### PROBLEM
Give back all of the data exactly as it appears here.

### INPUT DATA
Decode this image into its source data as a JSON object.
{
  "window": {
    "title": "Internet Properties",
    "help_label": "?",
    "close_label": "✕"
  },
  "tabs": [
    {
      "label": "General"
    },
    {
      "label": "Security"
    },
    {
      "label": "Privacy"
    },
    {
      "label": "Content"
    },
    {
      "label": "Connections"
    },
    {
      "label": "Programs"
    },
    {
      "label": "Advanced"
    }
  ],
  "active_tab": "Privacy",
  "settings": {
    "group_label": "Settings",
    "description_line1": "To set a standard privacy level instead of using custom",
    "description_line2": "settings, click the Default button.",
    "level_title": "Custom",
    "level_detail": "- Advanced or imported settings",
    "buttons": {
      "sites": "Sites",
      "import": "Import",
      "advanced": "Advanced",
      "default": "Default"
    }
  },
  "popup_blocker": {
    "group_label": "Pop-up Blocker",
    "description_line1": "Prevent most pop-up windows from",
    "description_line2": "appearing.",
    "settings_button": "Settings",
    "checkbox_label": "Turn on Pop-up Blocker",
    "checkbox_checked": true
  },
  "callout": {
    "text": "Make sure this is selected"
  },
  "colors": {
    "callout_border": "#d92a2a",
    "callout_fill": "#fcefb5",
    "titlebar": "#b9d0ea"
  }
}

### RESPONSE BOX
Decode this image into its source data as a JSON object.
{
  "window": {
    "title": "Internet Properties",
    "help_label": "?",
    "close_label": "✕"
  },
  "tabs": [
    {
      "label": "General"
    },
    {
      "label": "Security"
    },
    {
      "label": "Privacy"
    },
    {
      "label": "Content"
    },
    {
      "label": "Connections"
    },
    {
      "label": "Programs"
    },
    {
      "label": "Advanced"
    }
  ],
  "active_tab": "Privacy",
  "settings": {
    "group_label": "Settings",
    "description_line1": "To set a standard privacy level instead of using custom",
    "description_line2": "settings, click the Default button.",
    "level_title": "Custom",
    "level_detail": "- Advanced or imported settings",
    "buttons": {
      "sites": "Sites",
      "import": "Import",
      "advanced": "Advanced",
      "default": "Default"
    }
  },
  "popup_blocker": {
    "group_label": "Pop-up Blocker",
    "description_line1": "Prevent most pop-up windows from",
    "description_line2": "appearing.",
    "settings_button": "Settings",
    "checkbox_label": "Turn on Pop-up Blocker",
    "checkbox_checked": true
  },
  "callout": {
    "text": "Make sure this is selected"
  },
  "colors": {
    "callout_border": "#d92a2a",
    "callout_fill": "#fcefb5",
    "titlebar": "#b9d0ea"
  }
}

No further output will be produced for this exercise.